Your objective
List all lines of the data containing the word "JSON".

Given entries
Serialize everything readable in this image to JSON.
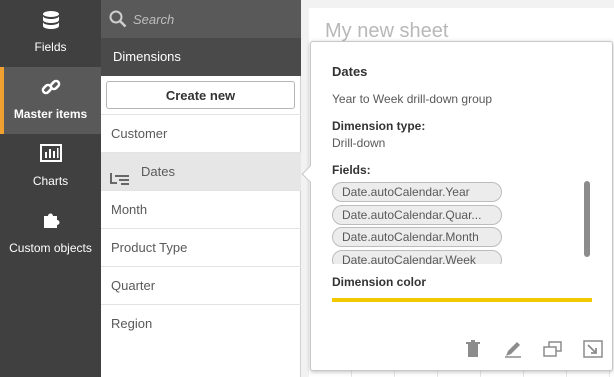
{
  "rail": {
    "items": [
      {
        "label": "Fields",
        "icon": "database-icon"
      },
      {
        "label": "Master items",
        "icon": "link-icon",
        "active": true
      },
      {
        "label": "Charts",
        "icon": "bar-chart-icon"
      },
      {
        "label": "Custom objects",
        "icon": "puzzle-icon"
      }
    ]
  },
  "panel": {
    "search_placeholder": "Search",
    "section_title": "Dimensions",
    "create_label": "Create new",
    "items": [
      "Customer",
      "Dates",
      "Month",
      "Product Type",
      "Quarter",
      "Region"
    ],
    "selected_index": 1
  },
  "sheet": {
    "title": "My new sheet"
  },
  "popover": {
    "title": "Dates",
    "description": "Year to Week drill-down group",
    "type_heading": "Dimension type:",
    "type_value": "Drill-down",
    "fields_heading": "Fields:",
    "fields": [
      "Date.autoCalendar.Year",
      "Date.autoCalendar.Quar...",
      "Date.autoCalendar.Month",
      "Date.autoCalendar.Week"
    ],
    "color_heading": "Dimension color",
    "color_value": "#f2c800",
    "actions": [
      "trash-icon",
      "edit-icon",
      "duplicate-icon",
      "expand-icon"
    ]
  }
}
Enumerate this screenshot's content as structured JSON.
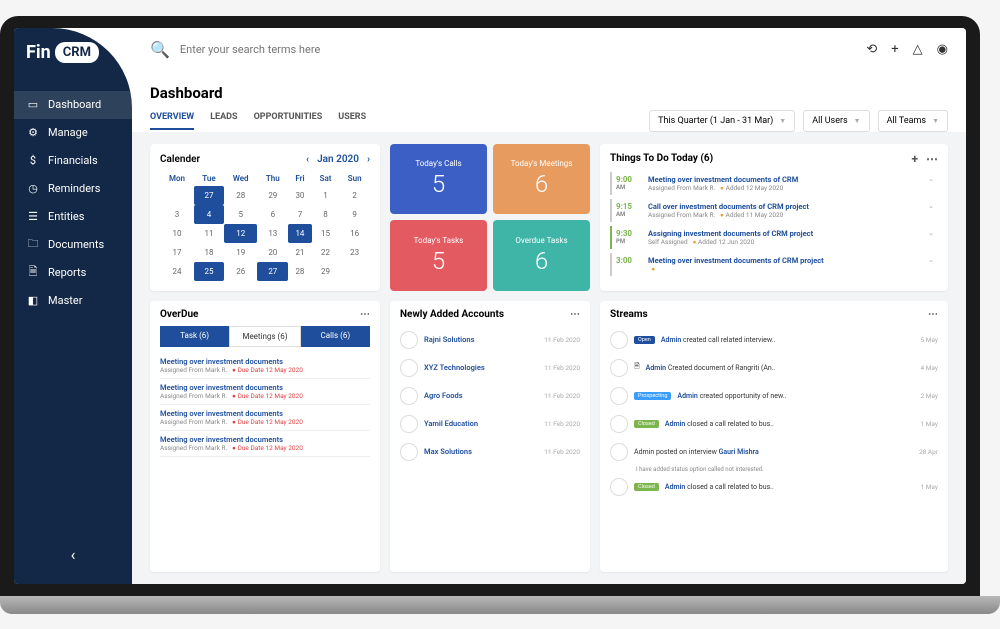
{
  "brand": {
    "fin": "Fin",
    "crm": "CRM"
  },
  "search": {
    "placeholder": "Enter your search terms here"
  },
  "sidebar": {
    "items": [
      {
        "icon": "▭",
        "label": "Dashboard",
        "active": true
      },
      {
        "icon": "⚙",
        "label": "Manage"
      },
      {
        "icon": "$",
        "label": "Financials"
      },
      {
        "icon": "◷",
        "label": "Reminders"
      },
      {
        "icon": "☰",
        "label": "Entities"
      },
      {
        "icon": "🗀",
        "label": "Documents"
      },
      {
        "icon": "🗎",
        "label": "Reports"
      },
      {
        "icon": "◧",
        "label": "Master"
      }
    ]
  },
  "header": {
    "title": "Dashboard",
    "tabs": [
      "OVERVIEW",
      "LEADS",
      "OPPORTUNITIES",
      "USERS"
    ],
    "activeTab": 0,
    "filters": {
      "period": "This Quarter (1 Jan - 31 Mar)",
      "users": "All Users",
      "teams": "All Teams"
    }
  },
  "calendar": {
    "title": "Calender",
    "month": "Jan 2020",
    "days": [
      "Mon",
      "Tue",
      "Wed",
      "Thu",
      "Fri",
      "Sat",
      "Sun"
    ],
    "weeks": [
      [
        " ",
        "27",
        "28",
        "29",
        "30",
        "1",
        "2"
      ],
      [
        "3",
        "4",
        "5",
        "6",
        "7",
        "8",
        "9"
      ],
      [
        "10",
        "11",
        "12",
        "13",
        "14",
        "15",
        "16"
      ],
      [
        "17",
        "18",
        "19",
        "20",
        "21",
        "22",
        "23"
      ],
      [
        "24",
        "25",
        "26",
        "27",
        "28",
        "29",
        " "
      ]
    ],
    "selected": [
      "4",
      "12",
      "14",
      "25",
      "27"
    ]
  },
  "stats": {
    "calls": {
      "label": "Today's Calls",
      "value": "5"
    },
    "meetings": {
      "label": "Today's Meetings",
      "value": "6"
    },
    "tasks": {
      "label": "Today's Tasks",
      "value": "5"
    },
    "overdue": {
      "label": "Overdue Tasks",
      "value": "6"
    }
  },
  "todo": {
    "title": "Things To Do Today (6)",
    "items": [
      {
        "time": "9:00",
        "ampm": "AM",
        "title": "Meeting over investment documents of CRM",
        "meta": "Assigned From Mark R.",
        "added": "Added 12 May 2020"
      },
      {
        "time": "9:15",
        "ampm": "AM",
        "title": "Call over investment documents of CRM project",
        "meta": "Assigned From Mark R.",
        "added": "Added 11 May 2020"
      },
      {
        "time": "9:30",
        "ampm": "PM",
        "title": "Assigning investment documents of CRM project",
        "meta": "Self Assigned",
        "added": "Added 12 Jun 2020",
        "g": true
      },
      {
        "time": "3:00",
        "ampm": "",
        "title": "Meeting over investment documents of CRM project",
        "meta": "",
        "added": ""
      }
    ]
  },
  "overdue": {
    "title": "OverDue",
    "tabs": [
      "Task (6)",
      "Meetings (6)",
      "Calls (6)"
    ],
    "activeTab": 1,
    "items": [
      {
        "title": "Meeting over investment documents",
        "from": "Assigned From Mark R.",
        "due": "Due Date 12 May 2020"
      },
      {
        "title": "Meeting over investment documents",
        "from": "Assigned From Mark R.",
        "due": "Due Date 12 May 2020"
      },
      {
        "title": "Meeting over investment documents",
        "from": "Assigned From Mark R.",
        "due": "Due Date 12 May 2020"
      },
      {
        "title": "Meeting over investment documents",
        "from": "Assigned From Mark R.",
        "due": "Due Date 12 May 2020"
      }
    ]
  },
  "accounts": {
    "title": "Newly Added Accounts",
    "items": [
      {
        "name": "Rajni Solutions",
        "date": "11 Feb 2020"
      },
      {
        "name": "XYZ Technologies",
        "date": "11 Feb 2020"
      },
      {
        "name": "Agro Foods",
        "date": "11 Feb 2020"
      },
      {
        "name": "Yamil Education",
        "date": "11 Feb 2020"
      },
      {
        "name": "Max Solutions",
        "date": "11 Feb 2020"
      }
    ]
  },
  "streams": {
    "title": "Streams",
    "items": [
      {
        "badge": "Open",
        "badgeCls": "open",
        "txt": "Admin created call related interview..",
        "date": "5 May"
      },
      {
        "icon": "🗎",
        "txt": "Admin Created document of Rangriti (An..",
        "date": "4 May"
      },
      {
        "badge": "Prospecting",
        "badgeCls": "pros",
        "txt": "Admin created opportunity of new..",
        "date": "2 May"
      },
      {
        "badge": "Closed",
        "badgeCls": "closed",
        "txt": "Admin closed a call related to bus..",
        "date": "1 May"
      },
      {
        "plain": "Admin posted on interview",
        "link": "Gauri Mishra",
        "note": "I have added status option called not interested.",
        "date": "28 Apr"
      },
      {
        "badge": "Closed",
        "badgeCls": "closed",
        "txt": "Admin closed a call related to bus..",
        "date": "1 May"
      }
    ]
  }
}
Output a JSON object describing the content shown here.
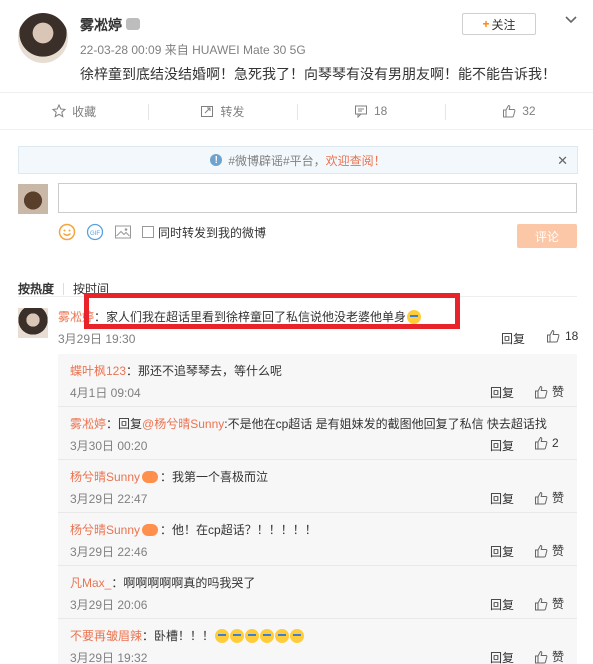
{
  "post": {
    "username": "雾凇婷",
    "meta": "22-03-28 00:09 来自 HUAWEI Mate 30 5G",
    "content": "徐梓童到底结没结婚啊！急死我了！向琴琴有没有男朋友啊！能不能告诉我！",
    "follow_label": "关注"
  },
  "actions": [
    {
      "label": "收藏",
      "icon": "star-icon"
    },
    {
      "label": "转发",
      "icon": "repost-icon"
    },
    {
      "label": "18",
      "icon": "comment-icon"
    },
    {
      "label": "32",
      "icon": "like-icon"
    }
  ],
  "notice": {
    "text": "#微博辟谣#平台，",
    "link": "欢迎查阅！"
  },
  "composer": {
    "placeholder": "",
    "repost_label": "同时转发到我的微博",
    "submit_label": "评论"
  },
  "sort": {
    "hot": "按热度",
    "time": "按时间"
  },
  "top_comment": {
    "username": "雾凇婷",
    "text": "：家人们我在超话里看到徐梓童回了私信说他没老婆他单身",
    "date": "3月29日 19:30",
    "reply_label": "回复",
    "likes": "18"
  },
  "replies": [
    {
      "username": "蝶叶枫123",
      "mention": "",
      "text": "：那还不追琴琴去，等什么呢",
      "date": "4月1日 09:04",
      "reply_label": "回复",
      "likes": "赞",
      "badge": false,
      "emojis": 0
    },
    {
      "username": "雾凇婷",
      "mention": "@杨兮晴Sunny",
      "prefix": "：回复",
      "text": ":不是他在cp超话 是有姐妹发的截图他回复了私信 快去超话找",
      "date": "3月30日 00:20",
      "reply_label": "回复",
      "likes": "2",
      "badge": false,
      "emojis": 0
    },
    {
      "username": "杨兮晴Sunny",
      "mention": "",
      "text": "：我第一个喜极而泣",
      "date": "3月29日 22:47",
      "reply_label": "回复",
      "likes": "赞",
      "badge": true,
      "emojis": 0
    },
    {
      "username": "杨兮晴Sunny",
      "mention": "",
      "text": "：他！在cp超话？！！！！！",
      "date": "3月29日 22:46",
      "reply_label": "回复",
      "likes": "赞",
      "badge": true,
      "emojis": 0
    },
    {
      "username": "凡Max_",
      "mention": "",
      "text": "：啊啊啊啊啊真的吗我哭了",
      "date": "3月29日 20:06",
      "reply_label": "回复",
      "likes": "赞",
      "badge": false,
      "emojis": 0
    },
    {
      "username": "不要再皱眉辣",
      "mention": "",
      "text": "：卧槽！！！",
      "date": "3月29日 19:32",
      "reply_label": "回复",
      "likes": "赞",
      "badge": false,
      "emojis": 6
    }
  ],
  "colors": {
    "accent": "#eb7350",
    "follow_plus": "#ff8200",
    "highlight_box": "#e8242a",
    "submit_disabled": "#fbc7a6"
  }
}
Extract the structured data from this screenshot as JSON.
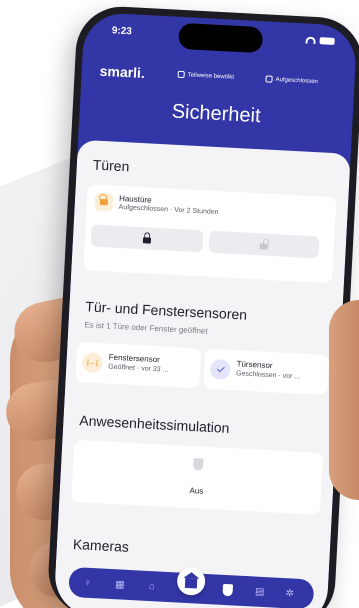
{
  "status_bar": {
    "time": "9:23"
  },
  "header": {
    "brand": "smarli.",
    "status_people": "Teilweise bewölkt",
    "status_lock": "Aufgeschlossen",
    "title": "Sicherheit"
  },
  "doors": {
    "title": "Türen",
    "device_name": "Haustüre",
    "device_status": "Aufgeschlossen · Vor 2 Stunden"
  },
  "sensors": {
    "title": "Tür- und Fenstersensoren",
    "subtitle": "Es ist 1 Türe oder Fenster geöffnet",
    "items": [
      {
        "name": "Fenstersensor",
        "status": "Geöffnet · vor 33 ..."
      },
      {
        "name": "Türsensor",
        "status": "Geschlossen · vor ..."
      }
    ]
  },
  "presence": {
    "title": "Anwesenheitssimulation",
    "state": "Aus"
  },
  "cameras": {
    "title": "Kameras"
  },
  "bottom_nav": {
    "items": [
      "lightbulb-icon",
      "store-icon",
      "house-outline-icon",
      "home-icon",
      "shield-icon",
      "list-icon",
      "settings-icon"
    ],
    "active": "home-icon"
  },
  "colors": {
    "primary": "#3336a6",
    "accent_orange": "#f0a23a",
    "background": "#f4f4f6"
  }
}
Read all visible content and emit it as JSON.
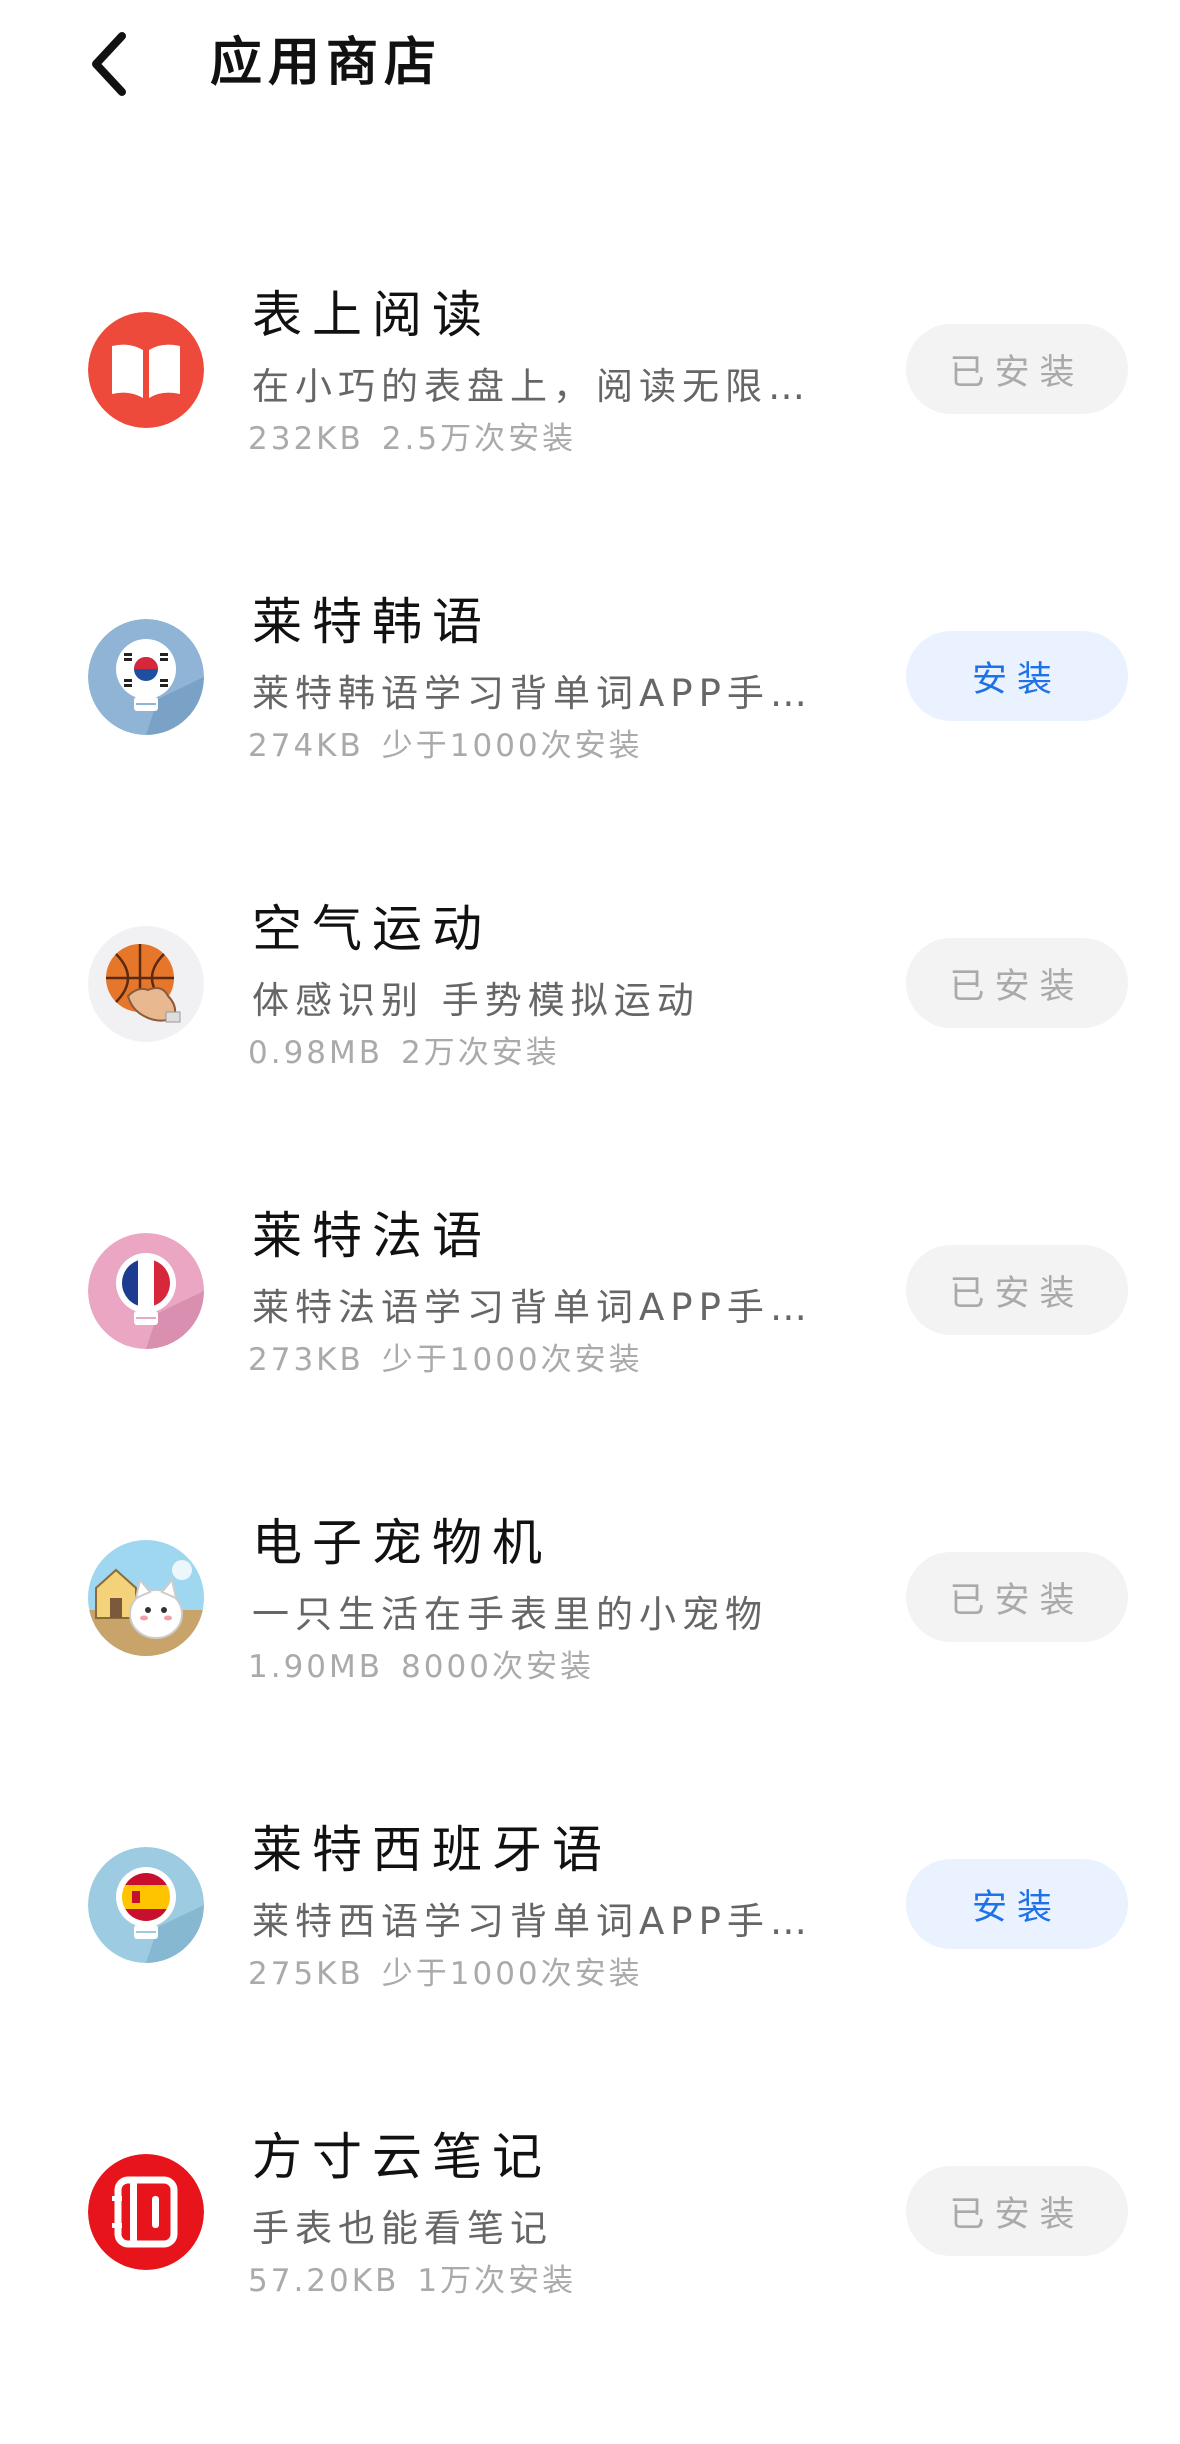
{
  "header": {
    "title": "应用商店"
  },
  "apps": [
    {
      "name": "表上阅读",
      "desc": "在小巧的表盘上，阅读无限…",
      "size": "232KB",
      "installs": "2.5万次安装",
      "button": "已安装",
      "installed": true,
      "icon": "book-icon"
    },
    {
      "name": "莱特韩语",
      "desc": "莱特韩语学习背单词APP手…",
      "size": "274KB",
      "installs": "少于1000次安装",
      "button": "安装",
      "installed": false,
      "icon": "korea-flag-bulb-icon"
    },
    {
      "name": "空气运动",
      "desc": "体感识别 手势模拟运动",
      "size": "0.98MB",
      "installs": "2万次安装",
      "button": "已安装",
      "installed": true,
      "icon": "basketball-hand-icon"
    },
    {
      "name": "莱特法语",
      "desc": "莱特法语学习背单词APP手…",
      "size": "273KB",
      "installs": "少于1000次安装",
      "button": "已安装",
      "installed": true,
      "icon": "france-flag-bulb-icon"
    },
    {
      "name": "电子宠物机",
      "desc": "一只生活在手表里的小宠物",
      "size": "1.90MB",
      "installs": "8000次安装",
      "button": "已安装",
      "installed": true,
      "icon": "pet-cat-icon"
    },
    {
      "name": "莱特西班牙语",
      "desc": "莱特西语学习背单词APP手…",
      "size": "275KB",
      "installs": "少于1000次安装",
      "button": "安装",
      "installed": false,
      "icon": "spain-flag-bulb-icon"
    },
    {
      "name": "方寸云笔记",
      "desc": "手表也能看笔记",
      "size": "57.20KB",
      "installs": "1万次安装",
      "button": "已安装",
      "installed": true,
      "icon": "notebook-icon"
    }
  ],
  "colors": {
    "accent": "#1e72e8",
    "install_bg": "#eaf2ff",
    "installed_bg": "#f3f3f3"
  }
}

Reply to the exercise
Serialize everything readable in this image to JSON.
Enumerate this screenshot's content as structured JSON.
Output a JSON object describing the content shown here.
Extract the structured data from this screenshot as JSON.
Read all visible content and emit it as JSON.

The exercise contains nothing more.